4. Turn on the Camera

While you may not feel entirely comfortable seeing yourself on the screen, you’re doing yourself a disservice by holding meetings in “audio-only” mode. When your clients can see your smiling face, your home office, and your dog lying in the background, they’ll automatically feel more connected to you. So, make sure you clean up your office, run a brush through your hair, and turn that camera on.

5. Pay Attention to Body Language

Using video in your conference calls also gives you another advantage. When you can see the person you’re talking to, you’ll be able to pick up on the signals they’re subconsciously sending to you. If you’re 15-minutes into a call and you see the person constantly checking their phone or reading email on the second screen, you’ve lost them.

This is the time to either switch tactics and try to get them re-engaged or wrap up the call and suggest a follow-up in a few days. Remember that clients often aren’t intentionally trying to be rude, but they may be under pressure or distracted by something else going on in their life. Remain flexible and be willing to make adjustments based on their needs. 

Dr. Nick Morgan, the author of “14 tips for holding engaging video calls” offers specific examples and insight on how to keep energy and morale high during video calls in the workplace . Providing the person you’re talking to with an agenda for the meeting will help retain engagement throughout the call.
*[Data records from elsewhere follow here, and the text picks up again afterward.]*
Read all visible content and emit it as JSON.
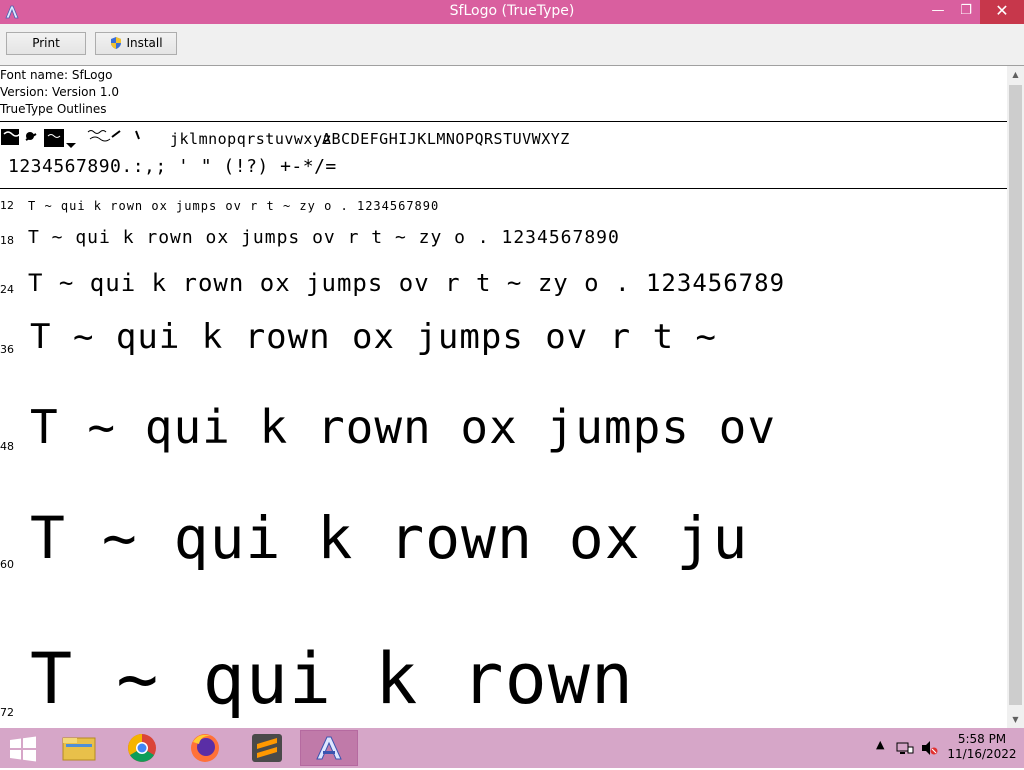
{
  "window": {
    "title": "SfLogo (TrueType)",
    "minimize_glyph": "—",
    "maximize_glyph": "❐",
    "close_glyph": "✕"
  },
  "toolbar": {
    "print_label": "Print",
    "install_label": "Install"
  },
  "font_info": {
    "name_line": "Font name: SfLogo",
    "version_line": "Version: Version 1.0",
    "type_line": "TrueType Outlines"
  },
  "glyph_rows": {
    "row1_lowercase": "jklmnopqrstuvwxyz",
    "row1_uppercase": "ABCDEFGHIJKLMNOPQRSTUVWXYZ",
    "row2_symbols": "1234567890.:,; ' \" (!?) +-*/="
  },
  "samples": [
    {
      "size": "12",
      "text": "T ~ qui k rown ox jumps ov r t ~ zy o . 1234567890"
    },
    {
      "size": "18",
      "text": "T ~ qui k rown ox jumps ov r t ~ zy o . 1234567890"
    },
    {
      "size": "24",
      "text": "T ~ qui k rown ox jumps ov r t ~ zy o . 123456789"
    },
    {
      "size": "36",
      "text": "T ~ qui k rown ox jumps ov r t ~"
    },
    {
      "size": "48",
      "text": "T ~ qui k rown ox jumps ov"
    },
    {
      "size": "60",
      "text": "T ~ qui k rown ox ju"
    },
    {
      "size": "72",
      "text": "T ~ qui k rown"
    }
  ],
  "taskbar": {
    "apps": [
      "file-explorer",
      "chrome",
      "firefox",
      "sublime-text",
      "font-viewer"
    ],
    "tray_icons": [
      "tray-overflow-icon",
      "network-icon",
      "volume-muted-icon"
    ]
  },
  "clock": {
    "time": "5:58 PM",
    "date": "11/16/2022"
  },
  "colors": {
    "titlebar": "#d95f9f",
    "close_button": "#c7374b",
    "taskbar": "#d6a6c8",
    "active_task": "#c07aa9"
  }
}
Another helpful way to keep the meeting upbeat and conversational is to hold brainstorming and icebreaker sessions. Use these helpful tactics in your next conference call of 30 minutes or more.

6. Show Your Appreciation

One of the best ways to create a connection with your clients is to show them your appreciation. You can do this by periodically sending small gifts or branded promotional items. This simple gesture shows your clients that you’re there for them and that you value their business. This can lead to longer-term, more fulfilling relationships.

7. Take Notes and Follow Up

In the virtual world, it’s easy to jump from one meeting to the next with little follow-through. There’s a good chance that your client will forget about you and your discussion within a few minutes of hanging up.

You’ll show that you’re engaged and make things easier for your clients by taking detailed notes, sending meeting recaps, and helping to keep everyone involved accountable. Using an abstract and committee management tool to keep all your planning materials in one place will also keep things organized, adding even more value to your client relationship.

8. Offer Total Transparency

When you’re communicating from behind a screen, it’s important to build trust. To do this, adopt the practice of being an open book. If an issue comes up while you’re planning an event, never try to hide it. Instead, be upfront about it. Explain what’s going on while also showing that you’re in control by describing exactly how you plan to solve the problem.

Even when everything is going smoothly, you’ll want to communicate openly. Tell your clients about your personal mission and how it can help them grow their business. Be transparent about your goals and always look for ways to build credibility.  

Elevate Your Client Experience          

Keeping your clients and leads engaged is critical for those who want to compete in this ever changing landscape. To do this, it’s essential to elevate every aspect of the client experience. Having the right tools in place will help you with everything from communication and management to lead development and follow-up.eShow offers an all-in-one event management system to help take your in-person, virtual, and hybrid events to the next level. Our experts will help design a customized solution to meet your needs and show you exactly how to use our system to cultivate and strengthen your client relationships. Contact us today to learn more and schedule a personalized demo.